Few in my feed have more specifics on that one, since apparently the full report currently exists behind a paywall over on the eGaming Review website. I imagine before the day is through the story will get disseminated more widely by other outlets without such restricted access.
I get a daily email from EGR telling me of all the articles I’m missing out on from not being a subscriber, so tomorrow I expect I will get a message telling me about this latest one. Starting in September, the site began charging £320 a year (plus VAT) for access to its reports, op-eds, and other features regarding the online gaming industry.
The model is not unusual, with many news-related sites having employed it with varying degrees of success (and in some cases, failure). There are “hard” paywalls in which almost no content is available to non-subscribers, “soft” paywalls which allow limited access to all, and other varieties.
The eGaming Review occasionally reports items of interest to the poker industry, which is why those folks on my Twitter feed are talking about it this morning. Most other sites that report poker news are free, although recently we’ve seen some sites experimenting with subscription plans of their own.
QuadJacks has tried something along these lines, introducing subscription plans back in September. To be honest, I haven’t given much effort to deciphering what exactly they are doing over there with their “silver,” “gold,” and “platinum” plans (costing $5, $10, and $20 a month, respectively).
A couple of weeks ago WickedChops also launched its paywall-protected “Insider Wicked Chops” site where “independent poker writers and thought leaders” are posting various “industry inside information” via articles and editorials.

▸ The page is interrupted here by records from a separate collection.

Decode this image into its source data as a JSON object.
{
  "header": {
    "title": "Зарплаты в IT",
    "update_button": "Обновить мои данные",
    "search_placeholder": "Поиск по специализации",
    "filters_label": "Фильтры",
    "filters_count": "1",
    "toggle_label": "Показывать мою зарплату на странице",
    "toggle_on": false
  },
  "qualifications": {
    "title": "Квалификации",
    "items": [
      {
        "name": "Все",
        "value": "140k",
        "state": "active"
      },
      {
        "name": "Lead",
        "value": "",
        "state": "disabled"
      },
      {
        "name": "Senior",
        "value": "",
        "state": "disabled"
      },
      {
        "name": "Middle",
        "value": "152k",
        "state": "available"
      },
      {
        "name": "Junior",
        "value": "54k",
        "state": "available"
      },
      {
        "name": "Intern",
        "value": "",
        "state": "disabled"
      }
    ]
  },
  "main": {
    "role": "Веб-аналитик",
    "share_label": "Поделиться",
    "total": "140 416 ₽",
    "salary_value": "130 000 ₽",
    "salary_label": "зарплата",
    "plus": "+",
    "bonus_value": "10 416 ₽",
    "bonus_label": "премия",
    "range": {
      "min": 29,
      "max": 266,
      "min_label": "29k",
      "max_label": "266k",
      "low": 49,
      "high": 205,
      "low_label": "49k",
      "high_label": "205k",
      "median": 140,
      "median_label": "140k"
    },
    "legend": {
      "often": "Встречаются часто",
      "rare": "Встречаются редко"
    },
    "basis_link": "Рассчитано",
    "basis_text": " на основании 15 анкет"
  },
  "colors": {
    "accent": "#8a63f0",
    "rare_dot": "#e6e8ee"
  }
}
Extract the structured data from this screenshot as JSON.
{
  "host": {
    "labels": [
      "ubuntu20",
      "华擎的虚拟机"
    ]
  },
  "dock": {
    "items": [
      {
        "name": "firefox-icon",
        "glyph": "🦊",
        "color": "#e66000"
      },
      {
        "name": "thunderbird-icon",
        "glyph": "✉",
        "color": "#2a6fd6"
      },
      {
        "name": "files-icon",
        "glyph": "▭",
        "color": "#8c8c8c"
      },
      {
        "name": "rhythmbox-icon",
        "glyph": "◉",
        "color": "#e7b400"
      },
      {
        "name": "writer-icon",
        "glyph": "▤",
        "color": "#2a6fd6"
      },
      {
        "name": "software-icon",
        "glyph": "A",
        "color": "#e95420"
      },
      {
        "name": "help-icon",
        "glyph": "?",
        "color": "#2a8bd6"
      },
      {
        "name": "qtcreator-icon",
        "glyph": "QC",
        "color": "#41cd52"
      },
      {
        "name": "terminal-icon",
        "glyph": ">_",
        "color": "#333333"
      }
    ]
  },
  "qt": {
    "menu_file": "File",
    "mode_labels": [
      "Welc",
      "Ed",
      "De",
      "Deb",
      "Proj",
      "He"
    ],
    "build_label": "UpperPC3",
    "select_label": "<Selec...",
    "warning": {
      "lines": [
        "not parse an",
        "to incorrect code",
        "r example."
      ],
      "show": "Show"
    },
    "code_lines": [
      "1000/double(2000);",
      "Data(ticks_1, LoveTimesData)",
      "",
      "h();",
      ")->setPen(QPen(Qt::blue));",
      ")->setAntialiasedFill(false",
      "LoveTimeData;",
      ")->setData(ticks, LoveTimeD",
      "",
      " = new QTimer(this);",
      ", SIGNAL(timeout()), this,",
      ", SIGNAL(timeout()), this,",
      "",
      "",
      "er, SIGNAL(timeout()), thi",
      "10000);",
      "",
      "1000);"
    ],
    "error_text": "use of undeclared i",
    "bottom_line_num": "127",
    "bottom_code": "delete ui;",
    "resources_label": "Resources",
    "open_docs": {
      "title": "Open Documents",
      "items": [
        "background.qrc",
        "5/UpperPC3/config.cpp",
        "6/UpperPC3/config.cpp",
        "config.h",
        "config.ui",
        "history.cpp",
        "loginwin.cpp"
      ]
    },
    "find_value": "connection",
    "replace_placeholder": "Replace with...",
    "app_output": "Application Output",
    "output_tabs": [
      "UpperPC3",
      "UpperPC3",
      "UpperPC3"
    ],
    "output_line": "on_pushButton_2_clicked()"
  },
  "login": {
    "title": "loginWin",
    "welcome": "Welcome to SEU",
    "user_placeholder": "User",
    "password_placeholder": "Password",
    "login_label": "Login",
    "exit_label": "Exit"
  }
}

Black Friday obviously had a significant effect on some poker news sites’ ability to generate revenue, particularly those that had depended on affiliate programs and other advertising dollars from the targeted sites. Thus was the partial inspiration, I’d assume, for poker news sites to experiment with the subscription model.
But I wonder what readers of this blog -- many of whom, I assume, also peruse those poker news sites -- think about these paywalls having been erected here and there amid your usual browsing paths? What exactly would make you want to pay to read any of these articles (or with QJ, listen to the shows)?
I assume one would have to have some financial reason to do so -- that is to say, your willingness to pay for such “inside information” would have to be directly related to your ability to use that information to make money yourself. Unless, that is, there is some other, non-financial benefit to be had from such access (e.g., the entertainment it provides).
Soliciting your thoughts here. Sorry, I can’t pay you for them -- not even a penny.